My backpack will also see several hostels--two stays in the Bird's Nest in Greenwich and a stay in my beloved Oxford. It may also travel to Scotland near St. Andrews, which is a new development in our UK trip plans. Linda, a former GCC student, is completing her doctorate on the influence of Medieval literature on the work of Charles Williams (what a dream study!) at St. Andrews and, although she has a one-room cottage, eagerly has offered my roommates and me her floor for a few days. We originally planned the WWOOF trip around a Scottish mansion, but it turned out that the couple had no room for us (in terms of jobs, not space, I'm quite sure) and our Scotland plans fell through. We are so excited to resurrect this part of our UK journey with the generous hospitality of Linda.

WWOOF stands for WorldWide Opportunities on Organic Farms, an organization which offers people of all ages the chance to work on farms in return for lodging and food. I joined with Meagan and LeeAnn just because I love to travel and this was the cheapest way to do so, but now I am actually quite interested in learning about sustainable living, especially after having read the Agrarians' book, I'll Take My Stand. There is something to be said for living amid the cycles of life and death which help to foster a concrete vision rather than an abstract vision, which comes with the danger of losing sight of or fragmenting the really real into something which may turn out not to be an accurate reflection of the True.

So yes, I get excited whenever I pass by my backpack, because on its new and innocent nylon exterior I can imagine the smudges and tears of the experiences I'll gain in the UK as I meet people from different cultures who are established in the time-honored way of farming. They are among those of us who do not embrace Progress wholeheartedly but who insist that concrete tradition must not sacrifice itself to some vague vision of the future.

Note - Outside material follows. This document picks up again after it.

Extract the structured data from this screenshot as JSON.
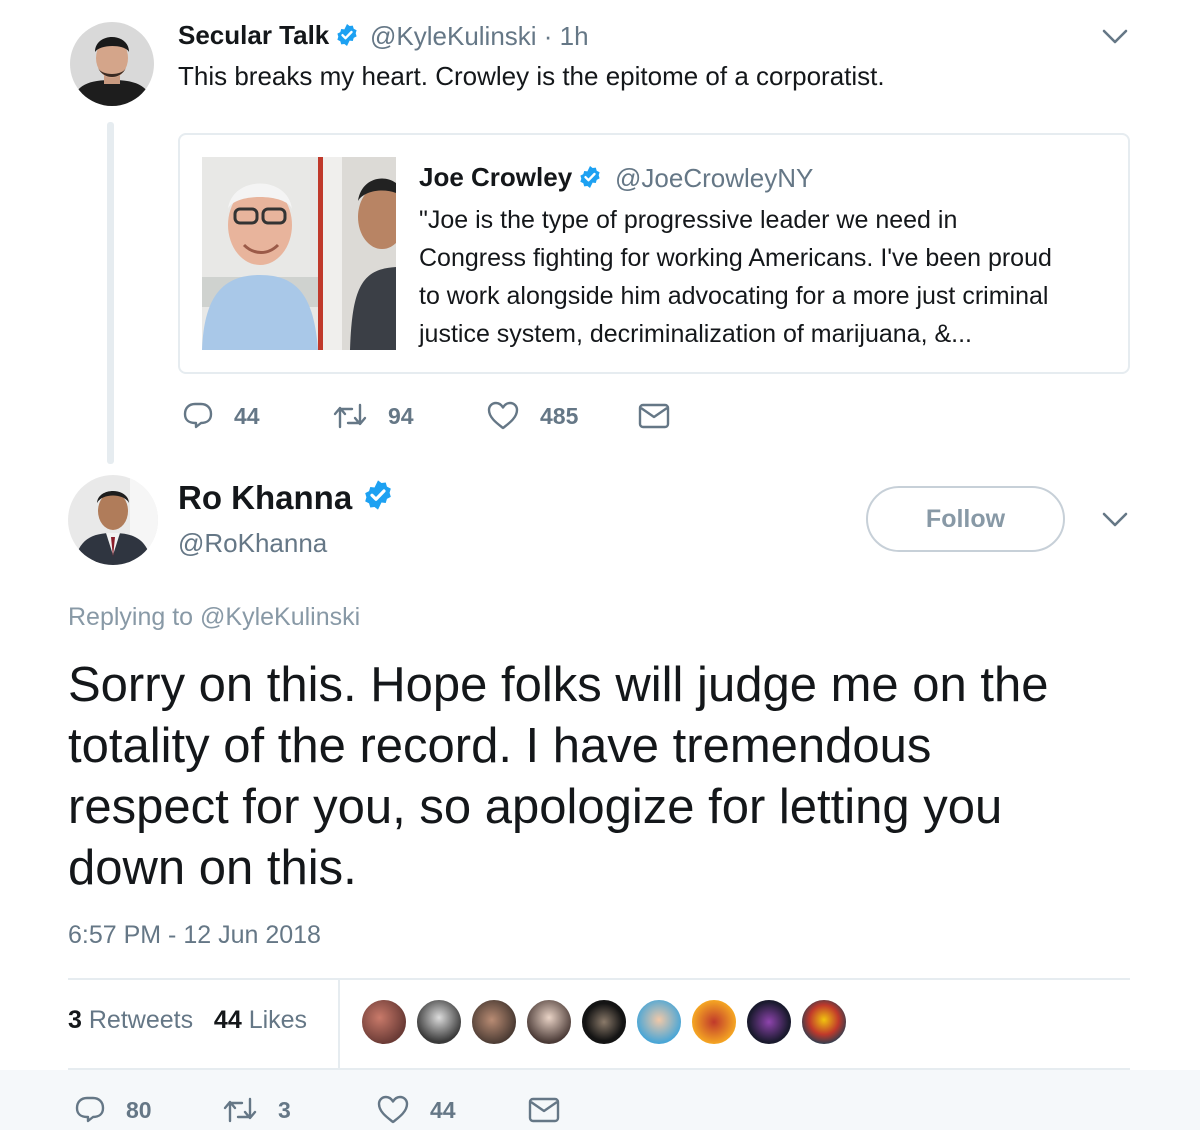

And a summer spent roaming? How lovely!

the not-school-part of me wants a chance...

14 April 2008

I'm approaching graduation now, scurrying to write my final papers on the Psalms, Keats' poetry, and the cultural events I've attended throughout the semester, some of which have been an amazing lecture given by Dr. Michael Ward on Lewis' Narnian series, David Hirson's play La Bete, and scenes from Thomas Cranmer written by Charles Williams for the Canterbury Festival.

But, lectures and papers aside--well, I'll stop there, because that is something I've been tempted to do these past weeks: scrap the school work for sewing and painting. I've got some old clothes I want to reconstruct when I get home--you know, making alterations such as adding a bodice to a skirt to make a dress, bleaching designs into solid tee-shirts, or even just salvaging the fabric and making a whole new garment or pillow or quilt. Reconstructing old clothes is something that's all too easily lost when it's cheaper and faster to get something new rather than rework what we already have. But with the ease of buying factory-made clothes, we lose an opportunity to exercise our creativity and our minds.

As for painting, I've recently started Japanese brush painting and have been painting birds and rabbits and fish and trees as much as I can. It's such an exercise in distilling the complicated network of muscle and movement and texture down to a few strokes which still must convey the animal. Sometimes my birds don't look like birds and my carp rarely look like carp, but I still love the process of grinding the ink stick and mixing it with water and experimenting with all the strokes of which the brush is capable.